TT: 1st of 21
Crit: 2nd of of 21
Road race: 2nd of 21
GC: 1st of 21
Long: Saturday morning: Nerves nerves nerves, install TT bars, find race wheels, seal tire, find registration, warm up?—no time to warm up! Jump up to the start ramp and go. My goal on the TT was to go 110% and pass people. At almost 4 miles in, my front tire started spewing tire sealant all over me. I thought for sure I was flatting, but kept going and sure enough, that stuff if magical –the tire sealed itself! The second half was mentally challenging, but I said the famous line, “shut up legs” and kept my eye on the goal: the rider in front of me and the finish line.
I feared that I could have gone too hard on the TT, but my teammates took care of me—making sure I ate and rehydrated. Went back to the house and rested—that was the best thing to do.
The crit that afternoon was a bit sketchy—crashes and a fair amount of random braking. My goal was to stay off the front and follow Eden out on the final lap. I would have stuck to this except that one rider went off the front and no one chased her, so after losing my patience, I did. In retrospect, this being a stage race and all, she didn’t matter because she had not done well in the TT, but we caught her, so I was happy. Eden is a smart, strong rider and although I knew she was tired, I could rely on her to be where she needed to be, and on the final lap she was leading up to the front, and I was right on her wheel. With her superb sprinting abilities, we would have pulled for 1st and 2nd if it hadn’t been for her unfortunate collision. It was unlucky, but because we were set up, I was able to sprint to the finish and take 2nd for the crit.

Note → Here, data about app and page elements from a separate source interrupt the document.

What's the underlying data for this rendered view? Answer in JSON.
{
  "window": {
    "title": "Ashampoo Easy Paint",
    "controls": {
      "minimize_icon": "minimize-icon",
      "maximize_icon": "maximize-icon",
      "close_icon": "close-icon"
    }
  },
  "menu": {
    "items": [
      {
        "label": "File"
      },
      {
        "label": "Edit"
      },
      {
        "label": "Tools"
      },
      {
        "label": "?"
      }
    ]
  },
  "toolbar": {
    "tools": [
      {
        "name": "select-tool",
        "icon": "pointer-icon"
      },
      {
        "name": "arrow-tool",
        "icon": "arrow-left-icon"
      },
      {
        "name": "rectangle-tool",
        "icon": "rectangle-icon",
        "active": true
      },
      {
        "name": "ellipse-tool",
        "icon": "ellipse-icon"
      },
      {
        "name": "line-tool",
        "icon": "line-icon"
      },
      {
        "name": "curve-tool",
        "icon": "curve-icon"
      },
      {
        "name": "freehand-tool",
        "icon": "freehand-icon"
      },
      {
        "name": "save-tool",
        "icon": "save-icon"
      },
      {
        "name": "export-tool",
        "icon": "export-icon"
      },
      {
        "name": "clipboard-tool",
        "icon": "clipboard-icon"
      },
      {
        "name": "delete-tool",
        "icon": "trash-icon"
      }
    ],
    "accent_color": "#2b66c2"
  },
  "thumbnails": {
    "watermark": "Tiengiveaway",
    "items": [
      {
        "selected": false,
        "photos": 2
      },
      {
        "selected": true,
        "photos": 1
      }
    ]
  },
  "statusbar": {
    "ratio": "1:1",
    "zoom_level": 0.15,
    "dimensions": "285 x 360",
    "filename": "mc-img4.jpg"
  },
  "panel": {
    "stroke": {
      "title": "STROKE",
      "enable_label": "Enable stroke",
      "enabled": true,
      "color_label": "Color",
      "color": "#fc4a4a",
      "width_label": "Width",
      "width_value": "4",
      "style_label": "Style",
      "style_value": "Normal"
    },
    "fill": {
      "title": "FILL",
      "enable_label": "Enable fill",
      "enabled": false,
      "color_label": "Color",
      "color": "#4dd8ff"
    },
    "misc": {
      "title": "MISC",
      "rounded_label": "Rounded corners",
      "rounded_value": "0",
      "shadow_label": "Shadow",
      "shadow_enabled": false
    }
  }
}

Now the pressure was really on for the next day’s road race. Good food and company calmed my nerves and I was off to bed at a decent time. Darco gave a great talk explaining to me that my goal was to watch the cyclists holding the number 2 and 3 positions in the GC. During the road race, my teammates took pulls and kept me off the front. I was able to implement what I had learned from the crit, and did not follow a sprint made by a nonthreatening opponent and instead waited for my competitors to take action and hop on their wheels (I was proud of that). Leading to the first big hill in the 2nd lap, Eden knew there was going to be a break and helped me get to the front of the pack as I had fallen back a bit. And there was in fact a break made by number 3. I followed her as best as I could, but no one else was chasing her. I waited to see if anyone would follow, but after no one did, I took off after her. It took me a little to reach her—mentally tough, but I wanted her wheel soooo badly. No one followed me and we were able to work together for the rest of the race. When I was tired, all I could think about was the fact that I loved my teammates who were probably back there slowing down the pack. Fear of losing this position and knowing I probably wouldn’t have much for the sprint forced me to stay strong and push on, but I did wonder when the heck the finish line was coming. When I reached the long descent, I knew the finish was close. At this point, number 3 wasn’t getting off my back wheel, but I felt I was strong enough to beat her in a sprint anyway (although I would like to know how to looe someone off your wheel for the future). I chugged along in the final sprint and my right cleat clipped out (cursing myself for not taking proper care of my equipment)! Although it was embarrassing and received some good heckling afterward, it wasn’t detrimental to the GC and I still ended in 2nd place for the road race with the fewest overall points.
In the end, the weekend was a blast. The road race was a competitive cat 4 race with competition for wheels and some good passion for intensity, which is what I like to see. I was so proud of all my teammates and realized how far teamwork can take us. Rock on QCW!